Those who argue in favor of ditching the electoral college for the popular vote might want to refocus their efforts on getting redistricting out of the hands of the legislators. Because here in Virginia, the president won as did Tim Kaine, the latter by an even wider margin.
But every single Congressional candidate was re-elected, and Virginia’s delegation remains an 8-3 Republican majority. Proof that all politics is local lies in the fact that Romney received more than 200,000 fewer votes than did the Republican candidates for the House, despite the fact that 109,000 fewer votes were cast in those races than for president.
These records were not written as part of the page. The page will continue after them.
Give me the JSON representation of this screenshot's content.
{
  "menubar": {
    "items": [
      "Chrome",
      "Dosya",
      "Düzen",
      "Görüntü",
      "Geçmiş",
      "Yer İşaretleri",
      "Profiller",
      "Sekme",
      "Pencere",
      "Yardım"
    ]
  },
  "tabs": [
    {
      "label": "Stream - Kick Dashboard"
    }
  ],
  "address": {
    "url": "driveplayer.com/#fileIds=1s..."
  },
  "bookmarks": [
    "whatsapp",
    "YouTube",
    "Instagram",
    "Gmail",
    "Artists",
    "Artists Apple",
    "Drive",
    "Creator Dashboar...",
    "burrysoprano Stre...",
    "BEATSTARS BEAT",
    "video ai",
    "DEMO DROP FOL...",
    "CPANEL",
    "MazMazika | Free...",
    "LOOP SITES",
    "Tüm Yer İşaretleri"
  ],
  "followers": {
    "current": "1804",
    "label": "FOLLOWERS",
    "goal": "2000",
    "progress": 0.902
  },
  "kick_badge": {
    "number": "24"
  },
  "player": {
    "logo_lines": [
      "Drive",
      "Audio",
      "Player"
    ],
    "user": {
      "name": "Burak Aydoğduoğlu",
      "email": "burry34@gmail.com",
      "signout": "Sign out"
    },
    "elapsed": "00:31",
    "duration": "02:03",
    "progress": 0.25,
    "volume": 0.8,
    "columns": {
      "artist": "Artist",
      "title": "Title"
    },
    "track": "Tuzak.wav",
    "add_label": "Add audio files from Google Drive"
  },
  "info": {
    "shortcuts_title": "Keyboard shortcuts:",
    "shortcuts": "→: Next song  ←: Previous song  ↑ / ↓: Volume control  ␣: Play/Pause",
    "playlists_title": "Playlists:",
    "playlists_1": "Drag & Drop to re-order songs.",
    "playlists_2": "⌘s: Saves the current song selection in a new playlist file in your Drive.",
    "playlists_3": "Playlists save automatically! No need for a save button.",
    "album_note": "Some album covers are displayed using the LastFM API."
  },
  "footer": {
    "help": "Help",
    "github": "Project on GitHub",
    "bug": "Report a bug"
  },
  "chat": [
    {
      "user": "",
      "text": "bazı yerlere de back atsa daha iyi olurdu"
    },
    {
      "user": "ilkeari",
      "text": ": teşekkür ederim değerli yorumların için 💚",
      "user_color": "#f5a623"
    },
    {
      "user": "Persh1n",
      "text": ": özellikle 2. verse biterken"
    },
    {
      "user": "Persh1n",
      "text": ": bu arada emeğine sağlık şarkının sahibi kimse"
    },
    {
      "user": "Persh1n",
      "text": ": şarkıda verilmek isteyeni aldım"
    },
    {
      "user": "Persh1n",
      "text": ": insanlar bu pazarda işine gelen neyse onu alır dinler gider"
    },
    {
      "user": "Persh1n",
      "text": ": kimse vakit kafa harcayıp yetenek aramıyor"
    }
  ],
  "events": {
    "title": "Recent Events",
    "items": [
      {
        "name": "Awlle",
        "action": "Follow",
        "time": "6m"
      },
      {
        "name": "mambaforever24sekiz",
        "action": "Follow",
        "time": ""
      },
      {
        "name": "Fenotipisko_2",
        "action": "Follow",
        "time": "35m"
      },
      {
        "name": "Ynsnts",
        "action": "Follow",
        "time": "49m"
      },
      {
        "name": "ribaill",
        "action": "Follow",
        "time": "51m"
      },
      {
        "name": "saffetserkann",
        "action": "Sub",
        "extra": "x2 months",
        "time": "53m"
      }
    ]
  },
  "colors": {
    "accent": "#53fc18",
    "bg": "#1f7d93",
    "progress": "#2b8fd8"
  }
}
(Until the SBE updates its website to include the breakdown of the president and senate contests by congressional district, as it has in the past, I can’t tell how well those candidates did within those districts. In 2008, President Obama carried six of the 11 congressional districts.)
No offense to the losers in the House races, but the odds were stacked against you. The lines drawn make it almost impossible for a candidate of the opposite party to win. The most egregious example of this has to be the 3rd district, where the challenger received less than 19% of the vote. The closest contest was in the 2nd district, where the challenger lost by only 8%. The largest number of votes cast occurred in the 7th district, where a highly touted – and nationally recognized – Democratic candidate still managed to lose by 17 points.
Partisan redistricting results in fewer competitive races and fewer votes cast; the proof is in the numbers. Ours is not a center-right country nor is Virginia a center-right state. Our country and our state are center – period. No left or right.
And it’s high time that our elections reflect that.